*** Opening of Information provided ***

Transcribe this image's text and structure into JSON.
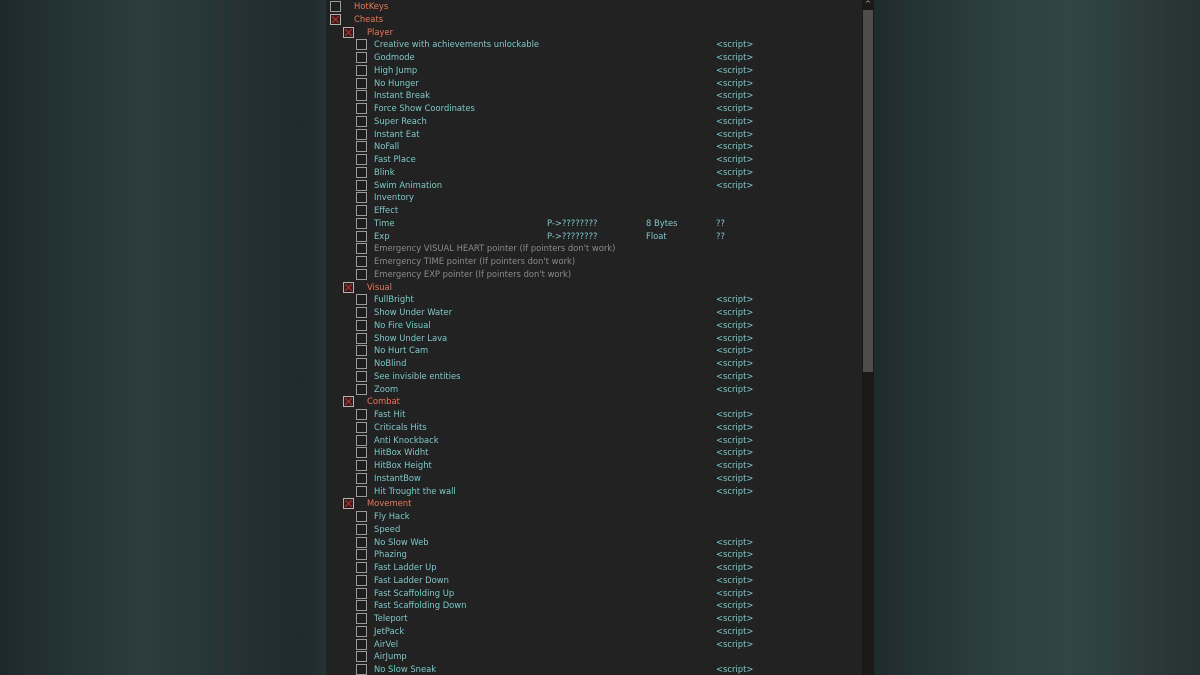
{
  "colors": {
    "item": "#7ec8c8",
    "header": "#e8795a",
    "disabled": "#8a8a8a",
    "panel": "#222222"
  },
  "rows": [
    {
      "label": "HotKeys",
      "level": 0,
      "header": true,
      "checked": false
    },
    {
      "label": "Cheats",
      "level": 0,
      "header": true,
      "checked": true
    },
    {
      "label": "Player",
      "level": 1,
      "header": true,
      "checked": true
    },
    {
      "label": "Creative with achievements unlockable",
      "level": 2,
      "value": "<script>"
    },
    {
      "label": "Godmode",
      "level": 2,
      "value": "<script>"
    },
    {
      "label": "High Jump",
      "level": 2,
      "value": "<script>"
    },
    {
      "label": "No Hunger",
      "level": 2,
      "value": "<script>"
    },
    {
      "label": "Instant Break",
      "level": 2,
      "value": "<script>"
    },
    {
      "label": "Force Show Coordinates",
      "level": 2,
      "value": "<script>"
    },
    {
      "label": "Super Reach",
      "level": 2,
      "value": "<script>"
    },
    {
      "label": "Instant Eat",
      "level": 2,
      "value": "<script>"
    },
    {
      "label": "NoFall",
      "level": 2,
      "value": "<script>"
    },
    {
      "label": "Fast Place",
      "level": 2,
      "value": "<script>"
    },
    {
      "label": "Blink",
      "level": 2,
      "value": "<script>"
    },
    {
      "label": "Swim Animation",
      "level": 2,
      "value": "<script>"
    },
    {
      "label": "Inventory",
      "level": 2
    },
    {
      "label": "Effect",
      "level": 2
    },
    {
      "label": "Time",
      "level": 2,
      "address": "P->????????",
      "type": "8 Bytes",
      "value": "??"
    },
    {
      "label": "Exp",
      "level": 2,
      "address": "P->????????",
      "type": "Float",
      "value": "??"
    },
    {
      "label": "Emergency VISUAL HEART pointer (If pointers don't work)",
      "level": 2,
      "disabled": true
    },
    {
      "label": "Emergency TIME pointer (If pointers don't work)",
      "level": 2,
      "disabled": true
    },
    {
      "label": "Emergency EXP pointer (If pointers don't work)",
      "level": 2,
      "disabled": true
    },
    {
      "label": "Visual",
      "level": 1,
      "header": true,
      "checked": true
    },
    {
      "label": "FullBright",
      "level": 2,
      "value": "<script>"
    },
    {
      "label": "Show Under Water",
      "level": 2,
      "value": "<script>"
    },
    {
      "label": "No Fire Visual",
      "level": 2,
      "value": "<script>"
    },
    {
      "label": "Show Under Lava",
      "level": 2,
      "value": "<script>"
    },
    {
      "label": "No Hurt Cam",
      "level": 2,
      "value": "<script>"
    },
    {
      "label": "NoBlind",
      "level": 2,
      "value": "<script>"
    },
    {
      "label": "See invisible entities",
      "level": 2,
      "value": "<script>"
    },
    {
      "label": "Zoom",
      "level": 2,
      "value": "<script>"
    },
    {
      "label": "Combat",
      "level": 1,
      "header": true,
      "checked": true
    },
    {
      "label": "Fast Hit",
      "level": 2,
      "value": "<script>"
    },
    {
      "label": "Criticals Hits",
      "level": 2,
      "value": "<script>"
    },
    {
      "label": "Anti Knockback",
      "level": 2,
      "value": "<script>"
    },
    {
      "label": "HitBox Widht",
      "level": 2,
      "value": "<script>"
    },
    {
      "label": "HitBox Height",
      "level": 2,
      "value": "<script>"
    },
    {
      "label": "InstantBow",
      "level": 2,
      "value": "<script>"
    },
    {
      "label": "Hit Trought the wall",
      "level": 2,
      "value": "<script>"
    },
    {
      "label": "Movement",
      "level": 1,
      "header": true,
      "checked": true
    },
    {
      "label": "Fly Hack",
      "level": 2
    },
    {
      "label": "Speed",
      "level": 2
    },
    {
      "label": "No Slow Web",
      "level": 2,
      "value": "<script>"
    },
    {
      "label": "Phazing",
      "level": 2,
      "value": "<script>"
    },
    {
      "label": "Fast Ladder Up",
      "level": 2,
      "value": "<script>"
    },
    {
      "label": "Fast Ladder Down",
      "level": 2,
      "value": "<script>"
    },
    {
      "label": "Fast Scaffolding Up",
      "level": 2,
      "value": "<script>"
    },
    {
      "label": "Fast Scaffolding Down",
      "level": 2,
      "value": "<script>"
    },
    {
      "label": "Teleport",
      "level": 2,
      "value": "<script>"
    },
    {
      "label": "JetPack",
      "level": 2,
      "value": "<script>"
    },
    {
      "label": "AirVel",
      "level": 2,
      "value": "<script>"
    },
    {
      "label": "AirJump",
      "level": 2
    },
    {
      "label": "No Slow Sneak",
      "level": 2,
      "value": "<script>"
    }
  ]
}
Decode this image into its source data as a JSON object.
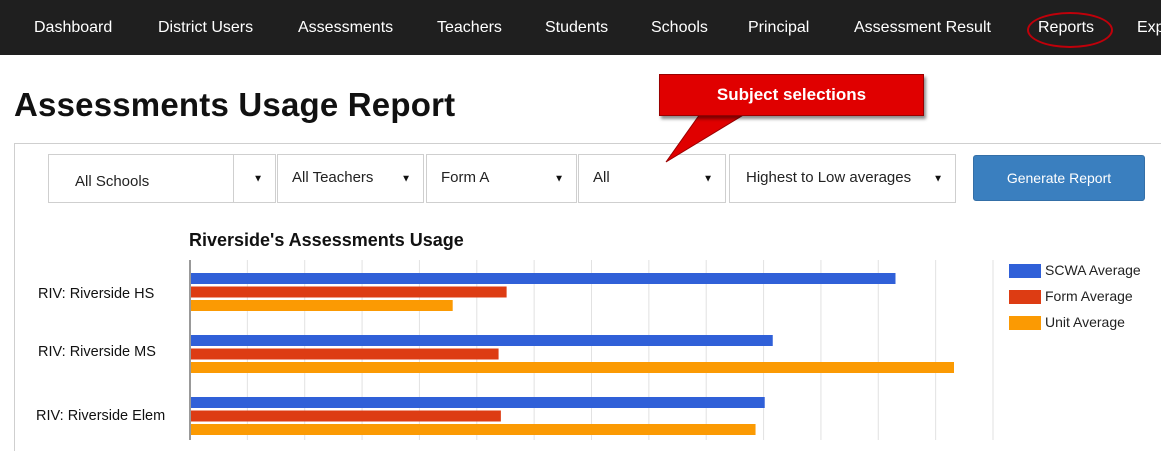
{
  "nav": {
    "items": [
      {
        "label": "Dashboard",
        "x": 34
      },
      {
        "label": "District Users",
        "x": 158
      },
      {
        "label": "Assessments",
        "x": 298
      },
      {
        "label": "Teachers",
        "x": 437
      },
      {
        "label": "Students",
        "x": 545
      },
      {
        "label": "Schools",
        "x": 651
      },
      {
        "label": "Principal",
        "x": 748
      },
      {
        "label": "Assessment Result",
        "x": 854
      },
      {
        "label": "Reports",
        "x": 1038
      },
      {
        "label": "Exp",
        "x": 1137
      }
    ]
  },
  "page": {
    "title": "Assessments Usage Report"
  },
  "callout": {
    "text": "Subject selections"
  },
  "filters": {
    "school": "All Schools",
    "teacher": "All Teachers",
    "form": "Form A",
    "subject": "All",
    "sort": "Highest to Low averages",
    "generate_label": "Generate Report"
  },
  "chart_data": {
    "type": "bar",
    "orientation": "horizontal",
    "title": "Riverside's Assessments Usage",
    "categories": [
      "RIV: Riverside HS",
      "RIV: Riverside MS",
      "RIV: Riverside Elem"
    ],
    "series": [
      {
        "name": "SCWA Average",
        "color": "#3060d8",
        "values": [
          61.5,
          50.8,
          50.1
        ]
      },
      {
        "name": "Form Average",
        "color": "#dd3c13",
        "values": [
          27.6,
          26.9,
          27.1
        ]
      },
      {
        "name": "Unit Average",
        "color": "#fb9a03",
        "values": [
          22.9,
          66.6,
          49.3
        ]
      }
    ],
    "xlim": [
      0,
      70
    ],
    "grid": true,
    "legend_position": "right"
  }
}
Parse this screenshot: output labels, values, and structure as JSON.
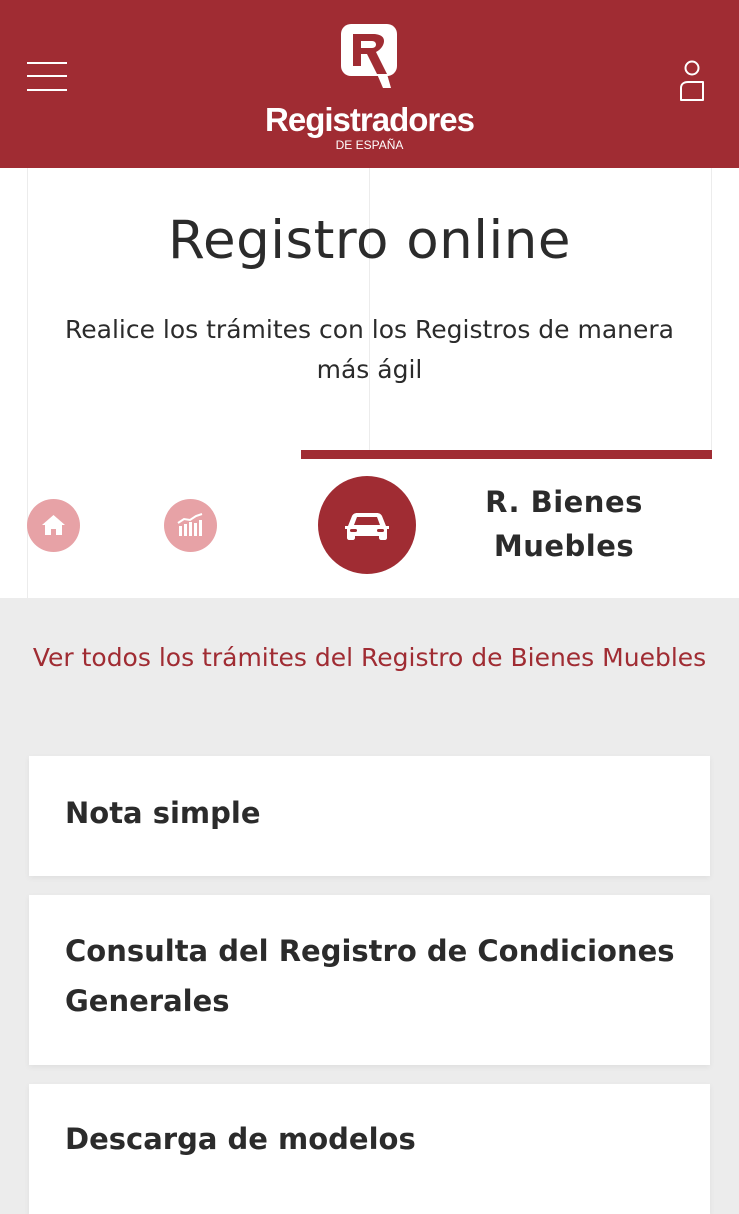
{
  "header": {
    "menu_icon": "hamburger-menu-icon",
    "logo_text": "Registradores",
    "logo_subtext": "DE ESPAÑA",
    "user_icon": "user-icon",
    "background_color": "#a02c33"
  },
  "hero": {
    "title": "Registro online",
    "subtitle": "Realice los trámites con los Registros de manera más ágil"
  },
  "tabs": [
    {
      "name": "home",
      "icon": "home-icon"
    },
    {
      "name": "statistics",
      "icon": "bar-chart-icon"
    },
    {
      "name": "bienes-muebles",
      "icon": "car-icon",
      "label": "R. Bienes Muebles",
      "active": true
    }
  ],
  "section": {
    "see_all_link": "Ver todos los trámites del Registro de Bienes Muebles",
    "cards": [
      {
        "label": "Nota simple"
      },
      {
        "label": "Consulta del Registro de Condiciones Generales"
      },
      {
        "label": "Descarga de modelos"
      }
    ]
  },
  "colors": {
    "accent": "#a02c33",
    "accent_light": "#e7a2a6",
    "background": "#ececec"
  }
}
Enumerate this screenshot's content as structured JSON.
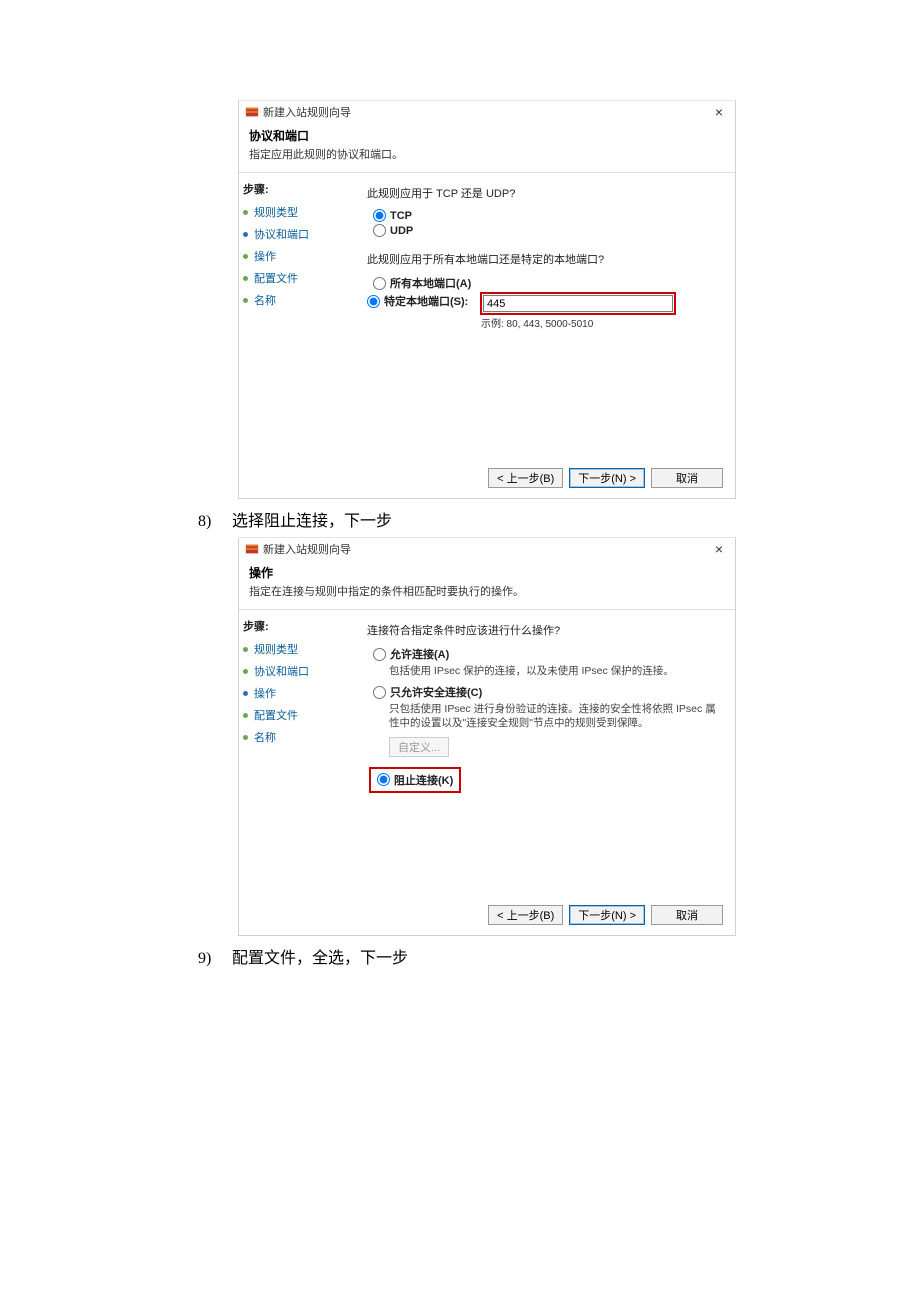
{
  "dialog1": {
    "window_title": "新建入站规则向导",
    "header_title": "协议和端口",
    "header_sub": "指定应用此规则的协议和端口。",
    "steps_label": "步骤:",
    "steps": [
      {
        "label": "规则类型"
      },
      {
        "label": "协议和端口"
      },
      {
        "label": "操作"
      },
      {
        "label": "配置文件"
      },
      {
        "label": "名称"
      }
    ],
    "q1": "此规则应用于 TCP 还是 UDP?",
    "opt_tcp": "TCP",
    "opt_udp": "UDP",
    "q2": "此规则应用于所有本地端口还是特定的本地端口?",
    "opt_all_ports": "所有本地端口(A)",
    "opt_specific_ports": "特定本地端口(S):",
    "port_value": "445",
    "port_hint": "示例: 80, 443, 5000-5010",
    "btn_back": "< 上一步(B)",
    "btn_next": "下一步(N) >",
    "btn_cancel": "取消"
  },
  "caption1_num": "8)",
  "caption1_text": "选择阻止连接，下一步",
  "dialog2": {
    "window_title": "新建入站规则向导",
    "header_title": "操作",
    "header_sub": "指定在连接与规则中指定的条件相匹配时要执行的操作。",
    "steps_label": "步骤:",
    "steps": [
      {
        "label": "规则类型"
      },
      {
        "label": "协议和端口"
      },
      {
        "label": "操作"
      },
      {
        "label": "配置文件"
      },
      {
        "label": "名称"
      }
    ],
    "q1": "连接符合指定条件时应该进行什么操作?",
    "opt_allow": "允许连接(A)",
    "opt_allow_desc": "包括使用 IPsec 保护的连接，以及未使用 IPsec 保护的连接。",
    "opt_secure": "只允许安全连接(C)",
    "opt_secure_desc": "只包括使用 IPsec 进行身份验证的连接。连接的安全性将依照 IPsec 属性中的设置以及\"连接安全规则\"节点中的规则受到保障。",
    "btn_customize": "自定义...",
    "opt_block": "阻止连接(K)",
    "btn_back": "< 上一步(B)",
    "btn_next": "下一步(N) >",
    "btn_cancel": "取消"
  },
  "caption2_num": "9)",
  "caption2_text": "配置文件，全选，下一步"
}
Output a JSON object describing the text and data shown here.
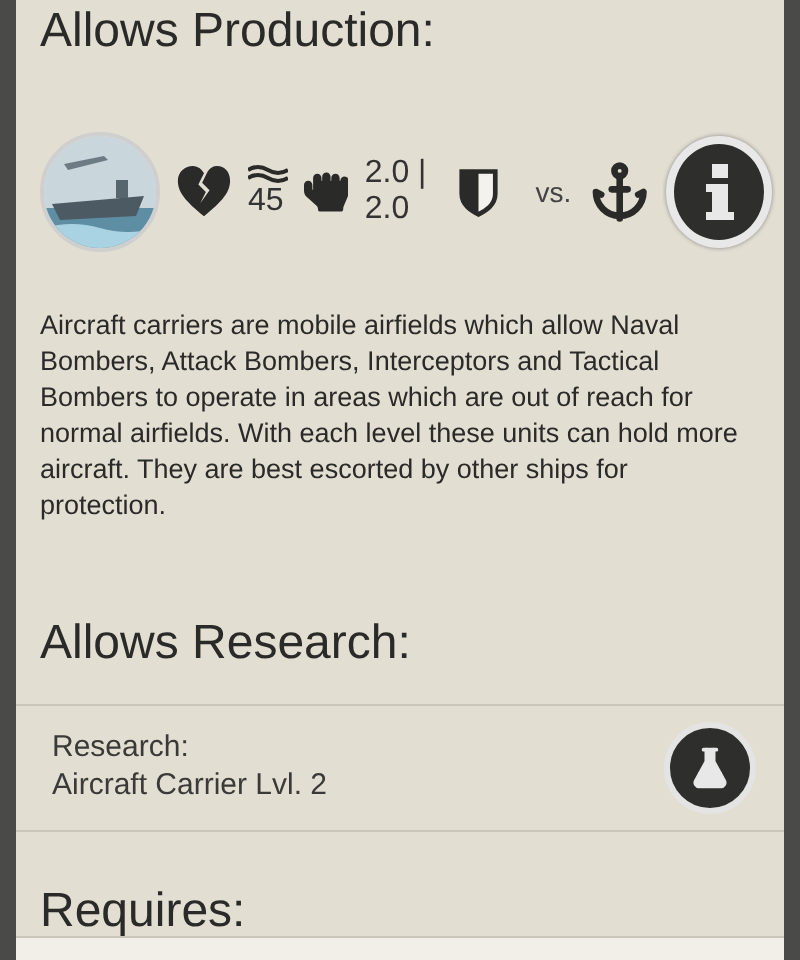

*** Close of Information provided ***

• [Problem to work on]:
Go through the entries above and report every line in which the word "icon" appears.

• [Result of the exercise]:
    "menu_icon": "hamburger-menu-icon",
    "user_icon": "user-icon",
      "icon": "home-icon"
      "icon": "bar-chart-icon"
      "icon": "car-icon",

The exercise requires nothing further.